◆ **Exercise requirements**: Draw out every line with the word "profile" from the listing below.

Start of Data extracts

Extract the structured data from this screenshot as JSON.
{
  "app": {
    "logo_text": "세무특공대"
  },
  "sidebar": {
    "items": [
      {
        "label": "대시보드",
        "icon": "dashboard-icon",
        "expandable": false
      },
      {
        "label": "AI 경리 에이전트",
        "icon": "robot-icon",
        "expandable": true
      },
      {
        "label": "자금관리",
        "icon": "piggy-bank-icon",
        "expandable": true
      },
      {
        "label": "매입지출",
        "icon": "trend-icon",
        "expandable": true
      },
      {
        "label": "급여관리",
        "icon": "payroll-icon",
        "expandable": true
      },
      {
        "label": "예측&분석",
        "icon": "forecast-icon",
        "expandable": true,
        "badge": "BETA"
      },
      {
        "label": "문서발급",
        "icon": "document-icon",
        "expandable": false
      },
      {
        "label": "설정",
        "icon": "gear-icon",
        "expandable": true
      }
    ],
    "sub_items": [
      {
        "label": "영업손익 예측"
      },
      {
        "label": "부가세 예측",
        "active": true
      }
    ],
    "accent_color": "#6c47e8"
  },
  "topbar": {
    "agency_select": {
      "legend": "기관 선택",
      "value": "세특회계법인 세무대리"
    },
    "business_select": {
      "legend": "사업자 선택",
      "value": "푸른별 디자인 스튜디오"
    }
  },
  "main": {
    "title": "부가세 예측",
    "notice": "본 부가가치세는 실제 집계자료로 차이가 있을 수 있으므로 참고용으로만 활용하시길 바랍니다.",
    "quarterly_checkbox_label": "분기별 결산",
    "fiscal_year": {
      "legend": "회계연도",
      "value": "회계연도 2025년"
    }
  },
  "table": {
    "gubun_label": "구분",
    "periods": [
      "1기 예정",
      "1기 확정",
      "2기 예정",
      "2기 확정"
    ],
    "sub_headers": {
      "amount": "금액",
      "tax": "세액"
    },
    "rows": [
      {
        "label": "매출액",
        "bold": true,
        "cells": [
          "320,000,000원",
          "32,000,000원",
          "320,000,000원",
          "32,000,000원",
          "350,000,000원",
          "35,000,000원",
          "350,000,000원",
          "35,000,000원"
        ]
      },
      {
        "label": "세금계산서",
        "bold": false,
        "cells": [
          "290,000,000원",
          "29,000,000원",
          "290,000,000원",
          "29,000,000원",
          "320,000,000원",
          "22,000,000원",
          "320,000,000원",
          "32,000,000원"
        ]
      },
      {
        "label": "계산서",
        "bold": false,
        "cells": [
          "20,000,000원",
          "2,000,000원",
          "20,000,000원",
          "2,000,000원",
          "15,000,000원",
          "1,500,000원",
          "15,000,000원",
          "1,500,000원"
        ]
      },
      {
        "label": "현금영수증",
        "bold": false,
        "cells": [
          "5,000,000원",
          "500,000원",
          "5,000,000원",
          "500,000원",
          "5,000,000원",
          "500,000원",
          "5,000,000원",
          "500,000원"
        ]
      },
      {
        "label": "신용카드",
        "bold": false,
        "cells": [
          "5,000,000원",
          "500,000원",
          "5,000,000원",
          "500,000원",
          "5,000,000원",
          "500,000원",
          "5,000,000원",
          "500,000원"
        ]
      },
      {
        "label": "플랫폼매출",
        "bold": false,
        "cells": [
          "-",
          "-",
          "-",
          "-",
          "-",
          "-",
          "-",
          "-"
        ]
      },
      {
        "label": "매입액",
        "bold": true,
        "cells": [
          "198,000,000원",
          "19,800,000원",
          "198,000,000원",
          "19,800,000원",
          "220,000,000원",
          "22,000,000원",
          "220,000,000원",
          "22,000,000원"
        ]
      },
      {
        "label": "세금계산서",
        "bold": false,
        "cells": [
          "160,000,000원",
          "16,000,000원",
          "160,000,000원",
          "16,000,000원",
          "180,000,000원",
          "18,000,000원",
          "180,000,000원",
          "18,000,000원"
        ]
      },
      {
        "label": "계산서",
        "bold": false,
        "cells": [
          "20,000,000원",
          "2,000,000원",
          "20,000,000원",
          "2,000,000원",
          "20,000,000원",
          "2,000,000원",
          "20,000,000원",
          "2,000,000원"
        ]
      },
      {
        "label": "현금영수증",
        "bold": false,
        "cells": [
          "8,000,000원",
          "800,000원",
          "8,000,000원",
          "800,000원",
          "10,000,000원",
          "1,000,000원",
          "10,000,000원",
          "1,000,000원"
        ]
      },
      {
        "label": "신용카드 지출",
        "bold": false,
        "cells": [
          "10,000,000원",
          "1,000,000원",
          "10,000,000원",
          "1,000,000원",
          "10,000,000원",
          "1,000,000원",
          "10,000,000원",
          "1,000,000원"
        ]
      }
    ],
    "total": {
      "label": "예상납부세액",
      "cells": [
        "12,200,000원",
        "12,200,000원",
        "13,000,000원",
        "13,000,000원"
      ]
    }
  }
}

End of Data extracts
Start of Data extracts

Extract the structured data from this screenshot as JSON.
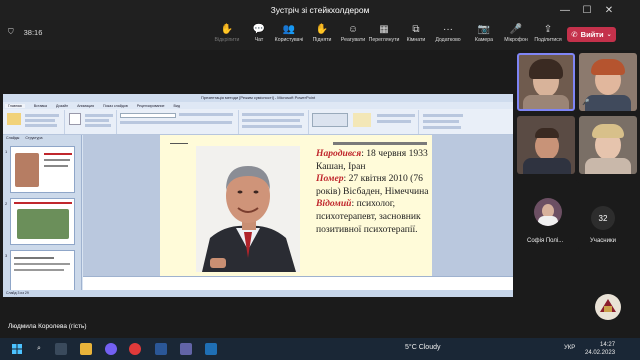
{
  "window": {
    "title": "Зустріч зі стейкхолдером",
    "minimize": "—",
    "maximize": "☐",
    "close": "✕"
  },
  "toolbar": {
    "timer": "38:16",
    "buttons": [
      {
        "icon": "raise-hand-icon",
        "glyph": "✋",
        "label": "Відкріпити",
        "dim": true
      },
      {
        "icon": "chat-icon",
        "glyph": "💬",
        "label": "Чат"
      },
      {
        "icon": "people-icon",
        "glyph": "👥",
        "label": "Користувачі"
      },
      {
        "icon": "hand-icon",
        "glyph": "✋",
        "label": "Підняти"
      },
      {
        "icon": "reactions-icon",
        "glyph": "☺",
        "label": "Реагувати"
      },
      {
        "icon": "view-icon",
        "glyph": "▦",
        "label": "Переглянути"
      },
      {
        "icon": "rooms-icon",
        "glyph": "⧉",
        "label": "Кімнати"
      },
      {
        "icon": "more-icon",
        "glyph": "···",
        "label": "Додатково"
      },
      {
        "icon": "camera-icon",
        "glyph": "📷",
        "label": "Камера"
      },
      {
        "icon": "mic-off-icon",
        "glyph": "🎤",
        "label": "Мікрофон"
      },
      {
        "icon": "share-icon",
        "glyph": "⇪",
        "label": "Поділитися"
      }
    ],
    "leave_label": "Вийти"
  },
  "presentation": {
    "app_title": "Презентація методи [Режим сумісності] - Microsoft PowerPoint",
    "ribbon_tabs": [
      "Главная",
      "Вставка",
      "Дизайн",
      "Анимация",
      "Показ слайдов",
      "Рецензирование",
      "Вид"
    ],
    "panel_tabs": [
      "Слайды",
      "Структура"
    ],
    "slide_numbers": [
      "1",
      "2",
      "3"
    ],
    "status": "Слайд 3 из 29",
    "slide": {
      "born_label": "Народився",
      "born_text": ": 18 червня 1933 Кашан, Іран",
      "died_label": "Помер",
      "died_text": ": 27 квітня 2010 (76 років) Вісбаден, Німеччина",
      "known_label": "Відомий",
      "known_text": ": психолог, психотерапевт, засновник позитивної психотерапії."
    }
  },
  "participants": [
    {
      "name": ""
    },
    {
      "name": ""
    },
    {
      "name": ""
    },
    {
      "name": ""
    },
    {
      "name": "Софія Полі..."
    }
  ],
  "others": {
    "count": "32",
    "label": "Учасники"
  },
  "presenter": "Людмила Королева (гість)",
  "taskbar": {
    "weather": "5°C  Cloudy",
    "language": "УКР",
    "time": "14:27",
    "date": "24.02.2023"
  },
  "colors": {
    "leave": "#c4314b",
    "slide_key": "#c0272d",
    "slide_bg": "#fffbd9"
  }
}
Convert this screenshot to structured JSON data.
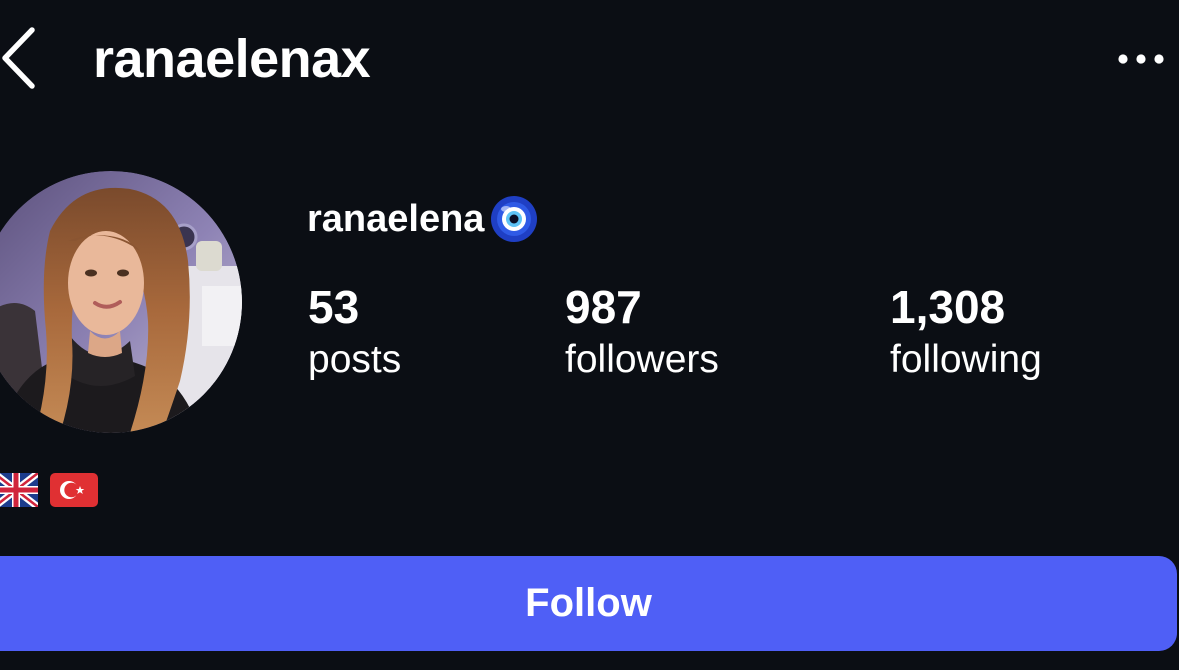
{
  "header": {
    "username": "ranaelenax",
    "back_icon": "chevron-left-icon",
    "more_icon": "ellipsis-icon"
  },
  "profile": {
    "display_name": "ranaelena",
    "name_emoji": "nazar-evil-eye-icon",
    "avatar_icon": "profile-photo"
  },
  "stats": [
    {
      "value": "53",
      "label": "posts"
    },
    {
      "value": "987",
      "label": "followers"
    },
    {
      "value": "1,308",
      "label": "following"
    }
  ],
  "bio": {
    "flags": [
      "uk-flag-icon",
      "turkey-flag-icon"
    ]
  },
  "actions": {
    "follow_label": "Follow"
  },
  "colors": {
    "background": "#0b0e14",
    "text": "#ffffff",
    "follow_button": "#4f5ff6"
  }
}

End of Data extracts
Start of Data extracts

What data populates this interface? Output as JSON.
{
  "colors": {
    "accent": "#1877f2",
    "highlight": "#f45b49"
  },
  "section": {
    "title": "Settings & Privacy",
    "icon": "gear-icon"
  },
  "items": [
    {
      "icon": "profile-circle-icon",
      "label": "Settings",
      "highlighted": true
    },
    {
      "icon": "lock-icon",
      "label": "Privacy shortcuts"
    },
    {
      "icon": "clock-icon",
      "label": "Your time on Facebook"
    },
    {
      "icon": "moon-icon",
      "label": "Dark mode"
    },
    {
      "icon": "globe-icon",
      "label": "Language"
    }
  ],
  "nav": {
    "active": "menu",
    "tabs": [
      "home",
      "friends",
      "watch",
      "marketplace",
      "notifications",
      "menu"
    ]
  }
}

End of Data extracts

◆ **Task solution**:
  "profile": {
    "avatar_icon": "profile-photo"
      "icon": "profile-circle-icon",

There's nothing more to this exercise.